> [Your assignment]: Your answer should be every line of the records that contains the word "data".

(Beginning of Supplied information)

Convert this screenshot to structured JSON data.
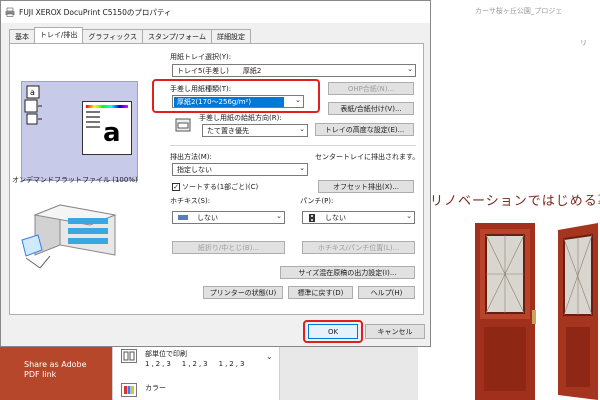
{
  "background": {
    "doc_title": "カーサ桜ヶ丘公園_プロジェ",
    "right_small": "リ",
    "heading": "リノベーションではじめる暮",
    "share_label": "Share as Adobe PDF link",
    "collate_title": "部単位で印刷",
    "collate_sub": "1,2,3　1,2,3　1,2,3",
    "color_label": "カラー"
  },
  "dialog": {
    "title": "FUJI XEROX DocuPrint C5150のプロパティ",
    "tabs": [
      "基本",
      "トレイ/排出",
      "グラフィックス",
      "スタンプ/フォーム",
      "詳細設定"
    ],
    "active_tab": "トレイ/排出",
    "preview_label": "オンデマンドフラットファイル (100%)",
    "tray_select_label": "用紙トレイ選択(Y):",
    "tray_select_value": "トレイ5(手差し)　　厚紙2",
    "ohp_button": "OHP合紙(N)...",
    "manual_paper_type_label": "手差し用紙種類(T):",
    "manual_paper_type_value": "厚紙2(170～256g/m²)",
    "cover_button": "表紙/合紙付け(V)...",
    "manual_direction_label": "手差し用紙の給紙方向(R):",
    "manual_direction_value": "たて置き優先",
    "tray_advanced_button": "トレイの高度な設定(E)...",
    "output_method_label": "排出方法(M):",
    "output_method_value": "指定しない",
    "center_tray_text": "センタートレイに排出されます。",
    "sort_label": "ソートする(1部ごと)(C)",
    "sort_checked": "✓",
    "offset_button": "オフセット排出(X)...",
    "stapler_label": "ホチキス(S):",
    "stapler_value": "しない",
    "punch_label": "パンチ(P):",
    "punch_value": "しない",
    "fold_button": "紙折り/中とじ(B)...",
    "staple_position_button": "ホチキス/パンチ位置(L)...",
    "mixed_size_button": "サイズ混在原稿の出力設定(I)...",
    "printer_status_button": "プリンターの状態(U)",
    "restore_default_button": "標準に戻す(D)",
    "help_button": "ヘルプ(H)",
    "ok_button": "OK",
    "cancel_button": "キャンセル"
  },
  "colors": {
    "highlight": "#0078d7",
    "annotation_red": "#e0201f",
    "preview_bg": "#c7cbe9",
    "share_panel": "#b7472a"
  }
}
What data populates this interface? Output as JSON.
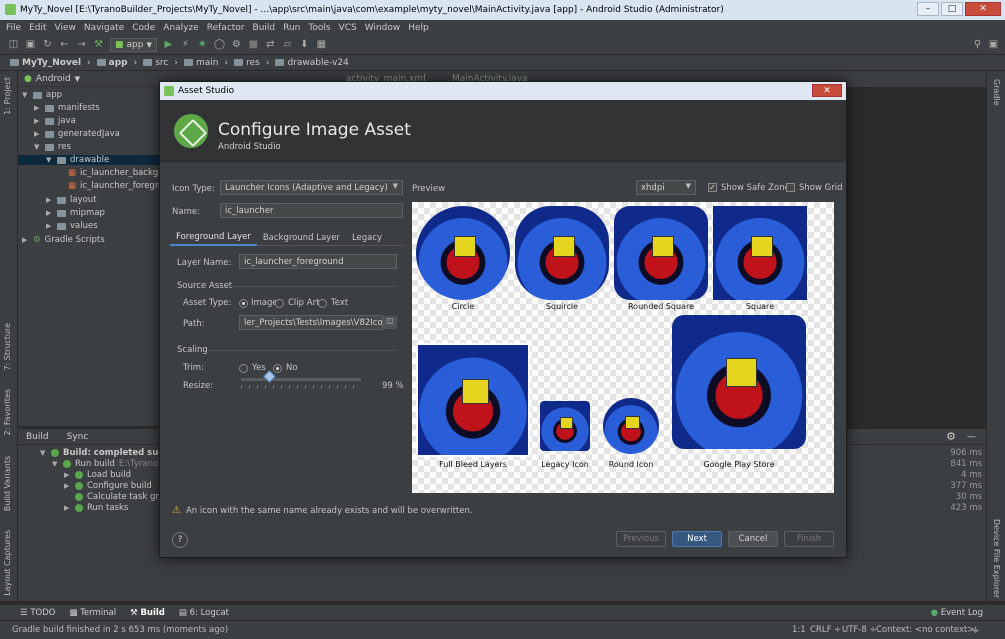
{
  "window": {
    "title": "MyTy_Novel [E:\\TyranoBuilder_Projects\\MyTy_Novel] - ...\\app\\src\\main\\java\\com\\example\\myty_novel\\MainActivity.java [app] - Android Studio (Administrator)",
    "min": "–",
    "max": "□",
    "close": "✕"
  },
  "menu": [
    "File",
    "Edit",
    "View",
    "Navigate",
    "Code",
    "Analyze",
    "Refactor",
    "Build",
    "Run",
    "Tools",
    "VCS",
    "Window",
    "Help"
  ],
  "toolbar": {
    "run_config": "app"
  },
  "breadcrumb": [
    "MyTy_Novel",
    "app",
    "src",
    "main",
    "res",
    "drawable-v24"
  ],
  "left_tool_tabs": [
    "1: Project",
    "7: Structure",
    "2: Favorites",
    "Build Variants",
    "Layout Captures"
  ],
  "right_tool_tabs": [
    "Gradle",
    "Device File Explorer"
  ],
  "project": {
    "view_mode": "Android",
    "tree": [
      {
        "label": "app"
      },
      {
        "label": "manifests"
      },
      {
        "label": "java"
      },
      {
        "label": "generatedJava"
      },
      {
        "label": "res"
      },
      {
        "label": "drawable"
      },
      {
        "label": "ic_launcher_backgrou"
      },
      {
        "label": "ic_launcher_foregrour"
      },
      {
        "label": "layout"
      },
      {
        "label": "mipmap"
      },
      {
        "label": "values"
      },
      {
        "label": "Gradle Scripts"
      }
    ]
  },
  "editor_tabs": [
    "activity_main.xml",
    "MainActivity.java"
  ],
  "build_panel": {
    "tabs": [
      "Build",
      "Sync"
    ],
    "items": [
      {
        "label": "Build: completed successf",
        "time": "906 ms"
      },
      {
        "label": "Run build",
        "path": "E:\\TyranoBu",
        "time": "841 ms"
      },
      {
        "label": "Load build",
        "time": "4 ms"
      },
      {
        "label": "Configure build",
        "time": "377 ms"
      },
      {
        "label": "Calculate task grapl",
        "time": "30 ms"
      },
      {
        "label": "Run tasks",
        "time": "423 ms"
      }
    ]
  },
  "bottom_tabs": [
    "TODO",
    "Terminal",
    "Build",
    "6: Logcat"
  ],
  "event_log": "Event Log",
  "status": {
    "message": "Gradle build finished in 2 s 653 ms (moments ago)",
    "position": "1:1",
    "line_sep": "CRLF ÷",
    "encoding": "UTF-8 ÷",
    "context": "Context: <no context>"
  },
  "dialog": {
    "window_title": "Asset Studio",
    "heading": "Configure Image Asset",
    "subheading": "Android Studio",
    "icon_type_label": "Icon Type:",
    "icon_type_value": "Launcher Icons (Adaptive and Legacy)",
    "name_label": "Name:",
    "name_value": "ic_launcher",
    "tabs": [
      "Foreground Layer",
      "Background Layer",
      "Legacy"
    ],
    "layer_name_label": "Layer Name:",
    "layer_name_value": "ic_launcher_foreground",
    "source_asset_label": "Source Asset",
    "asset_type_label": "Asset Type:",
    "asset_types": [
      "Image",
      "Clip Art",
      "Text"
    ],
    "asset_type_selected": "Image",
    "path_label": "Path:",
    "path_value": "ler_Projects\\Tests\\Images\\V82Icon.png",
    "scaling_label": "Scaling",
    "trim_label": "Trim:",
    "trim_options": [
      "Yes",
      "No"
    ],
    "trim_selected": "No",
    "resize_label": "Resize:",
    "resize_value": "99 %",
    "preview_label": "Preview",
    "density_value": "xhdpi",
    "show_safe_zone_label": "Show Safe Zone",
    "show_safe_zone_checked": true,
    "show_grid_label": "Show Grid",
    "show_grid_checked": false,
    "preview_items": [
      "Circle",
      "Squircle",
      "Rounded Square",
      "Square",
      "Full Bleed Layers",
      "Legacy Icon",
      "Round Icon",
      "Google Play Store"
    ],
    "warning": "An icon with the same name already exists and will be overwritten.",
    "help": "?",
    "buttons": {
      "previous": "Previous",
      "next": "Next",
      "cancel": "Cancel",
      "finish": "Finish"
    }
  }
}
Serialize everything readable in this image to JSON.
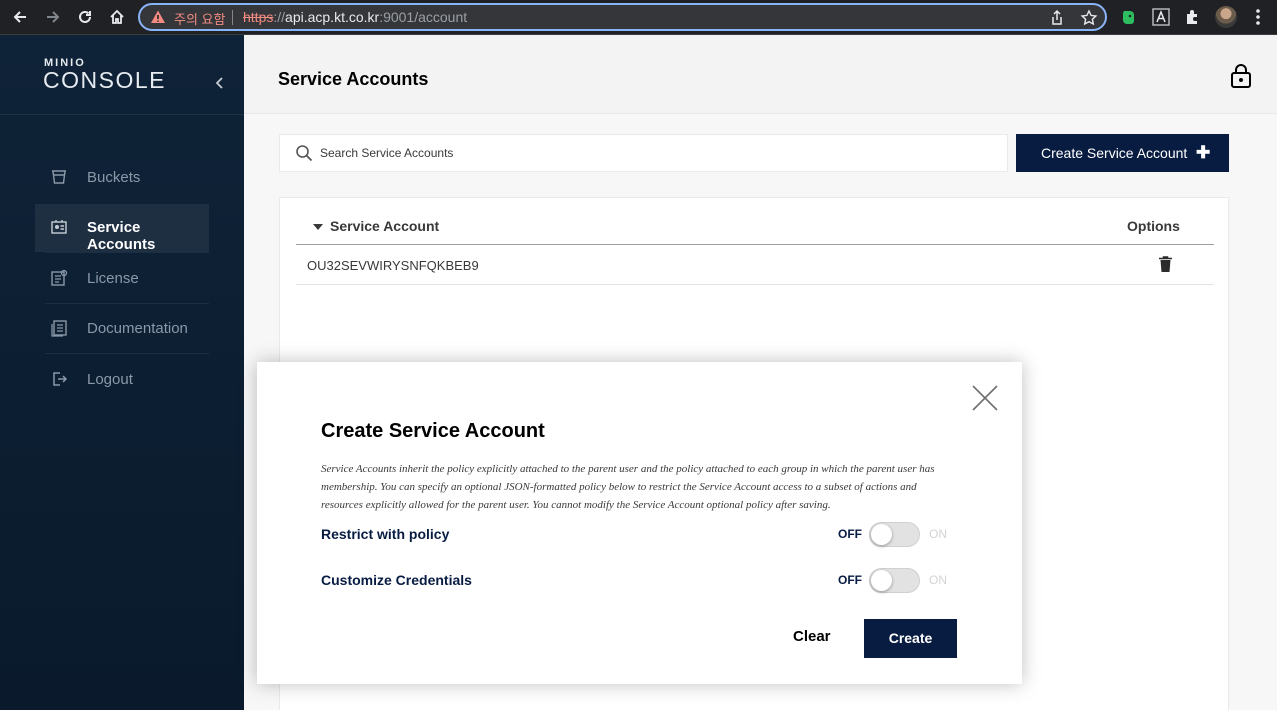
{
  "browser": {
    "warning_text": "주의 요함",
    "url_scheme": "https",
    "url_host": "api.acp.kt.co.kr",
    "url_rest": ":9001/account"
  },
  "sidebar": {
    "logo_top": "MINIO",
    "logo_bottom": "CONSOLE",
    "items": [
      {
        "label": "Buckets",
        "icon": "bucket-icon"
      },
      {
        "label": "Service Accounts",
        "icon": "service-accounts-icon",
        "active": true
      },
      {
        "label": "License",
        "icon": "license-icon"
      },
      {
        "label": "Documentation",
        "icon": "documentation-icon"
      },
      {
        "label": "Logout",
        "icon": "logout-icon"
      }
    ]
  },
  "header": {
    "title": "Service Accounts"
  },
  "toolbar": {
    "search_placeholder": "Search Service Accounts",
    "create_label": "Create Service Account"
  },
  "table": {
    "columns": [
      "Service Account",
      "Options"
    ],
    "rows": [
      {
        "account": "OU32SEVWIRYSNFQKBEB9"
      }
    ]
  },
  "modal": {
    "title": "Create Service Account",
    "description": "Service Accounts inherit the policy explicitly attached to the parent user and the policy attached to each group in which the parent user has membership. You can specify an optional JSON-formatted policy below to restrict the Service Account access to a subset of actions and resources explicitly allowed for the parent user. You cannot modify the Service Account optional policy after saving.",
    "options": [
      {
        "label": "Restrict with policy",
        "off": "OFF",
        "on": "ON",
        "enabled": false
      },
      {
        "label": "Customize Credentials",
        "off": "OFF",
        "on": "ON",
        "enabled": false
      }
    ],
    "clear_label": "Clear",
    "create_label": "Create"
  },
  "colors": {
    "sidebar_bg": "#0f2338",
    "primary": "#081c42",
    "warning": "#f28b82"
  }
}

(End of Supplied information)

> [Task response]:
Convert this screenshot to structured JSON data.
What data populates this interface? Output as JSON.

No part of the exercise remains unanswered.